The case involves an affirmative action policy by the University of Texas that gave race a plus factor in the factors regarding admission. The District Court found in favor of the university,while the Court of Appeals found in favor of the Caucasian student denied admission who was claiming the use of race as a plus factor violated the Fourteenth Amendment.
The court ruled in favor of the student, stating that a strict scrutiny standard needed to be used and sent it back to the lower courts to decide. They again upheld the university and the case was argued in front of the Supreme Court again. Justice Scalia joined in the earlier 7-1 decision. His death leaves Justice Kennedy as the swing vote.
In cases where Justice Scalia was on the majority side in a 5-4 decision, the case now becomes a 4-4 decision. This means that the decision of the lower court is upheld by the court.
Nine out of the thirteen Circuit Court Appeals have liberal judges in the majority, so many of the decisions that stand could be the opposite of what the court's decision would have been had Scalia been available to decide the case. The most important case here is probably Evenwell v. Abbott, a case involving who should be included when deciding voting districts.

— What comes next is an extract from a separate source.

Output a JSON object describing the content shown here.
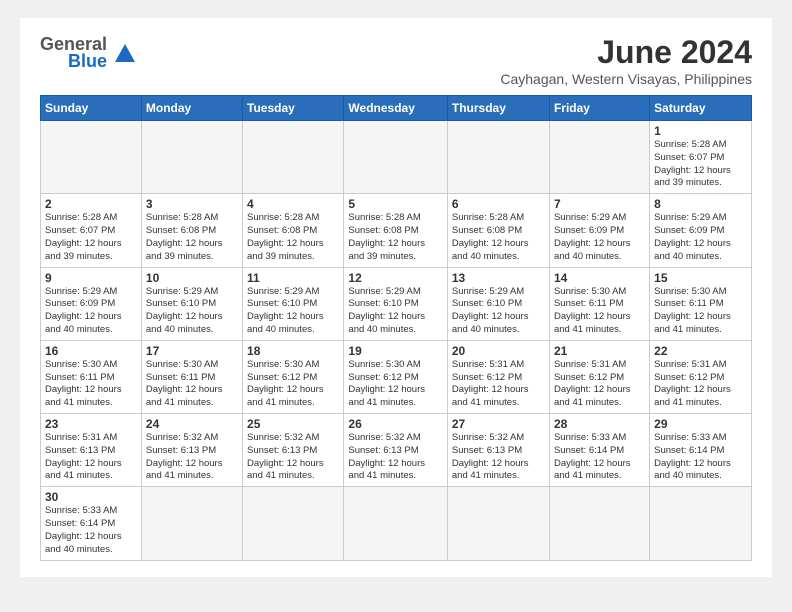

This is another Texas case, here where the question is whether all people should be counted in a district or just eligible voters when deciding voting districts. The case is an important "no taxation without representation" question that asks whether people such as felons, children, legal residents, and other disenfranchised people, who pay taxes and are affected by governmental action, should be counted when deciding voting districts.
Most of the people affected are in large urban areas, proportionally occupied by Democratic voters rather than Republicans. Justice Scalia's views were unclear on this but if the case were decided based on the regular 4-4 lines, the decision of the lower court, which found in favor of all people being counted, a liberal decision, would stand.
The last set of cases are ones where the lower court's decision was conservative and would have been upheld if Justice Scalia were able to vote, but the vote only applies to the specific case. This means the cases don't apply to all of the circuits, just to the one involved in the case. This greatly reduces their precedential value.
The most critical case that falls under this group is Whole Women's Health v. Hellerstedt, another Texas case where the lower court, a conservative court, allowed the closure of most health clinics in Texas.
Without Justice Scalia this case will most likely be a 4-4 decision, upholding the lower court's decision to allow the closure of the clinics. However, the decision would only apply to Texas if the holding is upheld, not to other states, minimizing greatly the impact on abortion rights cases in other states.
If Justice Scalia, a firm opponent of abortion, had been able to vote in the decision, a decision for the state would have applied to the entire country.
The decision of a Supreme Court justice is a critical one for the country since the justice serves his or her lifetime, not a set number of years. However, the decision to not consider any nominees also has a significant effect on the country as some critical cases are pending before the court that will make a binding precedent for years.
A delay in appointing a justice has an effect either way on the legal system and on the rights of citizens and should only be undertaken with great care. I know other bloggers have already written on the right of the president to nominate a justice in an election year, so I've left the issue alone.
Opinions expressed here are those of the author and do not necessarily reflect the views of Andy Rapp, Q-TV, Delta College, or PBS.